## YOUR TASK
Your answer should reproduce every line of the material in which the word "about" occurs.

## SOURCE RECORDS
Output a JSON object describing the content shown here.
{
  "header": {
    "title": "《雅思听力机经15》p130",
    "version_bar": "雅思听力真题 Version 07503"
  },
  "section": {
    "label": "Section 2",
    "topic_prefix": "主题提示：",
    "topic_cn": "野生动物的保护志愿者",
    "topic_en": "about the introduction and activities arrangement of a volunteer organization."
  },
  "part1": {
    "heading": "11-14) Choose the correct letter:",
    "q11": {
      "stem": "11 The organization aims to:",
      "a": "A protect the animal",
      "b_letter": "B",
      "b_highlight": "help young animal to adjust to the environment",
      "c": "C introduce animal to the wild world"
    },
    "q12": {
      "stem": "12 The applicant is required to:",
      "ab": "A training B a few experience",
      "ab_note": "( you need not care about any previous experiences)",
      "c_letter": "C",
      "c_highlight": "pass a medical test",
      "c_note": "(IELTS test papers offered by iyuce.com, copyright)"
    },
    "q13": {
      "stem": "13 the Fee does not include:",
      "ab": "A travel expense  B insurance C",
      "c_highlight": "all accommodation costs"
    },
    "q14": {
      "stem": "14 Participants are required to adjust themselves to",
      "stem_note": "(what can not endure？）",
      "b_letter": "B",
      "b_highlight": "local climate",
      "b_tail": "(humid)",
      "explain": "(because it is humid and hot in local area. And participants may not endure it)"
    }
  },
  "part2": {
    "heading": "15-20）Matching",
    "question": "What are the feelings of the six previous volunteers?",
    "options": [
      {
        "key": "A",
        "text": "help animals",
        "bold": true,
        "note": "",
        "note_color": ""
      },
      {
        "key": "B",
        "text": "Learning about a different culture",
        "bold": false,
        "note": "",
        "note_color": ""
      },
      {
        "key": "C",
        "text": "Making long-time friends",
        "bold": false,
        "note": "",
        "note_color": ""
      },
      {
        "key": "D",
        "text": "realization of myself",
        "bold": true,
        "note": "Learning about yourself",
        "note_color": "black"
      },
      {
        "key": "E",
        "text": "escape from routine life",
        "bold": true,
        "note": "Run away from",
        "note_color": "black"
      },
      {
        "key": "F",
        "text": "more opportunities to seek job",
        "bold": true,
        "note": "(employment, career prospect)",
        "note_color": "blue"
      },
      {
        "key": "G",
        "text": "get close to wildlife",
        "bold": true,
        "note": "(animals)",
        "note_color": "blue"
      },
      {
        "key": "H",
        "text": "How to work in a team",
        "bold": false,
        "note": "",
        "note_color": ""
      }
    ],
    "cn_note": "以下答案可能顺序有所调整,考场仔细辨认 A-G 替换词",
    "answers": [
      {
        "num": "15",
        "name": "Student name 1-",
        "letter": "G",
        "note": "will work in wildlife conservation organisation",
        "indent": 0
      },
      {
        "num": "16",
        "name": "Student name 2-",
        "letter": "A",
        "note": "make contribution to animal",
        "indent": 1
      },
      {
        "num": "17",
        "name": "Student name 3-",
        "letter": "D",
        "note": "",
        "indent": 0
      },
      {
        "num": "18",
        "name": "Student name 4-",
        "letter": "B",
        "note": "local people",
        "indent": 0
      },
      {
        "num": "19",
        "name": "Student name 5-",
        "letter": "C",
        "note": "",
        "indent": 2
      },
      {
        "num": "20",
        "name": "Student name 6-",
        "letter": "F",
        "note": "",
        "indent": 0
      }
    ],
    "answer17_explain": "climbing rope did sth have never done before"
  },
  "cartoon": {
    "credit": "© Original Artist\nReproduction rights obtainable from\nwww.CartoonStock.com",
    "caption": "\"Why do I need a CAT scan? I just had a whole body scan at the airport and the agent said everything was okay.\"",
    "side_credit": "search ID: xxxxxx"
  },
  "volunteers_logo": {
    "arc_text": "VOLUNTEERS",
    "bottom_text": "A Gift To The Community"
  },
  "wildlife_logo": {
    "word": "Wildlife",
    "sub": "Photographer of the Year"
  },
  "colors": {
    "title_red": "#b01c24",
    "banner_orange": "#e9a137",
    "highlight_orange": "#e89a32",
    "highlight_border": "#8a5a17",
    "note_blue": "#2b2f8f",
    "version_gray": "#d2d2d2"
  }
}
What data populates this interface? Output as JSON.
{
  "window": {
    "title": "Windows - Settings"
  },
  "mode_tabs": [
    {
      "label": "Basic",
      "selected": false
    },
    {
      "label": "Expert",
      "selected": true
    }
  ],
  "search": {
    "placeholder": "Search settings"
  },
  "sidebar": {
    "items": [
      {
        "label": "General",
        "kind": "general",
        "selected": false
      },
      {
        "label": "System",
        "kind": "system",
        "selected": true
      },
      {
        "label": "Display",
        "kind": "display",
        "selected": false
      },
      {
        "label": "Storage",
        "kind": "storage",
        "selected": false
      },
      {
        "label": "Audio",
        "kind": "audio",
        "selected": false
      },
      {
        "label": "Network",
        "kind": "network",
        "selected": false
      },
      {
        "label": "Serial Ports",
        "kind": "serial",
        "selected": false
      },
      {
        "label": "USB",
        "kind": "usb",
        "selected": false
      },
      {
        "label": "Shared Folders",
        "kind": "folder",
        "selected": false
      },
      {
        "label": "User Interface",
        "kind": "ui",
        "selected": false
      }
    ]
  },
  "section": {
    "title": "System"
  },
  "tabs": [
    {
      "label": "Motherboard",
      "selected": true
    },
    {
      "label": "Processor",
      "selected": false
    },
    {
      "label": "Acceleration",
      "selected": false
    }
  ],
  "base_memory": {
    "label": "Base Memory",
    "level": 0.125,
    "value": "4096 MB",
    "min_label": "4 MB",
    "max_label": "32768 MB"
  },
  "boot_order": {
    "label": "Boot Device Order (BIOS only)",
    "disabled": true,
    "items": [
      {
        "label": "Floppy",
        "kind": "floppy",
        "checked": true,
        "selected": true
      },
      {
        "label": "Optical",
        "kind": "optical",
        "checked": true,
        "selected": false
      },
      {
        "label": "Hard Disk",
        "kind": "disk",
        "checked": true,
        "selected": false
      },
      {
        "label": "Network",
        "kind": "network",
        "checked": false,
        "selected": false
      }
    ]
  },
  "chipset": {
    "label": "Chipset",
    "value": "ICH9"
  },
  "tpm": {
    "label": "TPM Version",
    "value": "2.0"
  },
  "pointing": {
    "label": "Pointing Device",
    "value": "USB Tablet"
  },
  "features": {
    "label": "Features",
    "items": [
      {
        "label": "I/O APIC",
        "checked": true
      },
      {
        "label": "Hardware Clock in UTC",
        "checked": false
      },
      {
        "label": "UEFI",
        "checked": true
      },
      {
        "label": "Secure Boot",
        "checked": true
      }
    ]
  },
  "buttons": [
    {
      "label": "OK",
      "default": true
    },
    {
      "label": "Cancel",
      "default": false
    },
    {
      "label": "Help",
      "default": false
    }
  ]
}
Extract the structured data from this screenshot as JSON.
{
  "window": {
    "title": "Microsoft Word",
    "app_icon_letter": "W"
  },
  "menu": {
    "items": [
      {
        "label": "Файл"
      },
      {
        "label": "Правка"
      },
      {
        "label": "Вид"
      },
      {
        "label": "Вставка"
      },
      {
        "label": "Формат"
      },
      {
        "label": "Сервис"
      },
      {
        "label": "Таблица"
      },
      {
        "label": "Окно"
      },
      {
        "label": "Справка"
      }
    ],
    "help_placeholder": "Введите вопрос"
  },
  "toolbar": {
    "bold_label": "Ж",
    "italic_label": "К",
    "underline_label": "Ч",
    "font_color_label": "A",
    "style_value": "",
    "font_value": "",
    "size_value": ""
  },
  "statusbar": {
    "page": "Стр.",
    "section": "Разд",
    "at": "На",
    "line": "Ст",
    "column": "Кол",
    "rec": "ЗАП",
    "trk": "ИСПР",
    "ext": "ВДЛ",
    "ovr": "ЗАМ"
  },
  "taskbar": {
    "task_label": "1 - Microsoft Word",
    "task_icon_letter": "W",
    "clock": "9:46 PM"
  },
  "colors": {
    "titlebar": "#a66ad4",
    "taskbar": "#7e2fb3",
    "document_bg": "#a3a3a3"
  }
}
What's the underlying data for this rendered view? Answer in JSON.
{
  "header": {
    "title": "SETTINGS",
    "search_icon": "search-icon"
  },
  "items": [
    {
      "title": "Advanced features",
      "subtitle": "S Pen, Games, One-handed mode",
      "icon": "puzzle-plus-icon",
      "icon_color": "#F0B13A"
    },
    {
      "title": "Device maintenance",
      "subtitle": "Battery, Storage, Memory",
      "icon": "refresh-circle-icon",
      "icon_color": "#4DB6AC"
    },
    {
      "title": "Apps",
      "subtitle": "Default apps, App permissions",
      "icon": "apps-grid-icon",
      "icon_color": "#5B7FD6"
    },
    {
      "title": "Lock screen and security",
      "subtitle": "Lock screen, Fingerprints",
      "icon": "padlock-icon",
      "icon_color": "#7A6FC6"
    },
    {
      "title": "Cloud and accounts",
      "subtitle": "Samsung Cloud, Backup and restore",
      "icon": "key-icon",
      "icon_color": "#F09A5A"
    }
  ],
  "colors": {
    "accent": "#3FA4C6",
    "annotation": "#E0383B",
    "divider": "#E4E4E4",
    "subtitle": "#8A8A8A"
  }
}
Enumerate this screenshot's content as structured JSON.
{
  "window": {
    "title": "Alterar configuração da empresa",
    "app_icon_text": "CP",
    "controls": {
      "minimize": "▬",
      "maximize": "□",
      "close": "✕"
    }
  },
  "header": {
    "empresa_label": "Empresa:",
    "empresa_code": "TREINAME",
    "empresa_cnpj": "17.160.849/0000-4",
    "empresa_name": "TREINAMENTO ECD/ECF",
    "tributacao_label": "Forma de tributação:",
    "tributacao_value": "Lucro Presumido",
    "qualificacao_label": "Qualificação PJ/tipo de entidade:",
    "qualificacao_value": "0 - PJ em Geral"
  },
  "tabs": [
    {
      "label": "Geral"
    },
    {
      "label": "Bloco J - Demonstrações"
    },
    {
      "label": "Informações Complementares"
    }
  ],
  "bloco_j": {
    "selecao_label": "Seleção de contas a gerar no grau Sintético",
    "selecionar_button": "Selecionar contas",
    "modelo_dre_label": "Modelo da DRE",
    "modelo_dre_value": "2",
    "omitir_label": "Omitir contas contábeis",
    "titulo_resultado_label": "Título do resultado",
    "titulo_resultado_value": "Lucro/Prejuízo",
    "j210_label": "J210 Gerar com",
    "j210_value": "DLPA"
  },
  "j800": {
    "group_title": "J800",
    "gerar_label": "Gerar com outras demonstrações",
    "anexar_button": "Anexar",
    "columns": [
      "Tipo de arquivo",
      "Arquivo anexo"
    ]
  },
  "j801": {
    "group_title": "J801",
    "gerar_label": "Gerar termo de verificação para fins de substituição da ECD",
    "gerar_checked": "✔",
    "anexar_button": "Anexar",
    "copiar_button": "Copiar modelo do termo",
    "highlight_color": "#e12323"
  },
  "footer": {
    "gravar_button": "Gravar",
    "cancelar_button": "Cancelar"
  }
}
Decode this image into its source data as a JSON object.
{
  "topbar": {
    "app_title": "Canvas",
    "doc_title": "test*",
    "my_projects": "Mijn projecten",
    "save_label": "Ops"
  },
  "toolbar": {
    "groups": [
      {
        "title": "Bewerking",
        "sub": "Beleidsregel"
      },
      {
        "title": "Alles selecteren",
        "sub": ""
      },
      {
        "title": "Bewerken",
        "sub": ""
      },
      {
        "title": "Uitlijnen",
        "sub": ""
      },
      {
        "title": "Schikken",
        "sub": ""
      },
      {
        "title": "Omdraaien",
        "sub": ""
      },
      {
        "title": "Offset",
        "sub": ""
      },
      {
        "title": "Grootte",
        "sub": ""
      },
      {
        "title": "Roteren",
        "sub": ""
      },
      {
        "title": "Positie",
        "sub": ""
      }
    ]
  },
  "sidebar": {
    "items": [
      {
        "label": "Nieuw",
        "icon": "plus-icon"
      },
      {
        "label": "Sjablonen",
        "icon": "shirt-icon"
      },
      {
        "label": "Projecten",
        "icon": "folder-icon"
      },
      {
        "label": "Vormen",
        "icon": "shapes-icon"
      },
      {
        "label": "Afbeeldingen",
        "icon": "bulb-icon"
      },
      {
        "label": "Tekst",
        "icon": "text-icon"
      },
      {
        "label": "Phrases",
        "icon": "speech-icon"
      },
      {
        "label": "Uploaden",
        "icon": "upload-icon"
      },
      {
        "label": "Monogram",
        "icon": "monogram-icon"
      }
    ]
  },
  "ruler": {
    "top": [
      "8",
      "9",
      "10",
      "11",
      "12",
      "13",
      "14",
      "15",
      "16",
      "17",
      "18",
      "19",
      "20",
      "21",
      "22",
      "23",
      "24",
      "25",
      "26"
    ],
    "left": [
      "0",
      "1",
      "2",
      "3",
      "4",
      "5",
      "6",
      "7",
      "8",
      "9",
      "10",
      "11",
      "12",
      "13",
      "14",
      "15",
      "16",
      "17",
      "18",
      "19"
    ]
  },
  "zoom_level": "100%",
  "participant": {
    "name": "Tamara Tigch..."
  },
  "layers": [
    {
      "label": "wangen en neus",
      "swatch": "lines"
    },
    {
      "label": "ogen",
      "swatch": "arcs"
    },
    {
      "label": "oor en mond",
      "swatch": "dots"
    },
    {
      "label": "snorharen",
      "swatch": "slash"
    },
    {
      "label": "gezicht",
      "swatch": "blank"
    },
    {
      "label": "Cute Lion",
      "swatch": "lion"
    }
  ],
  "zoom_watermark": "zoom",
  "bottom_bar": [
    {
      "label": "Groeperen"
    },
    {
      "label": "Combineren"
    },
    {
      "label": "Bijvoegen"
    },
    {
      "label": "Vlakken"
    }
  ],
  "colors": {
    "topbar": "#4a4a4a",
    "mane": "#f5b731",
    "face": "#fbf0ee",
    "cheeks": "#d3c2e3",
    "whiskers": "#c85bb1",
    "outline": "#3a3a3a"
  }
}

## RESPONSE
    "topic_en": "about the introduction and activities arrangement of a volunteer organization."
      "ab_note": "( you need not care about any previous experiences)",
        "text": "Learning about a different culture",
        "note": "Learning about yourself",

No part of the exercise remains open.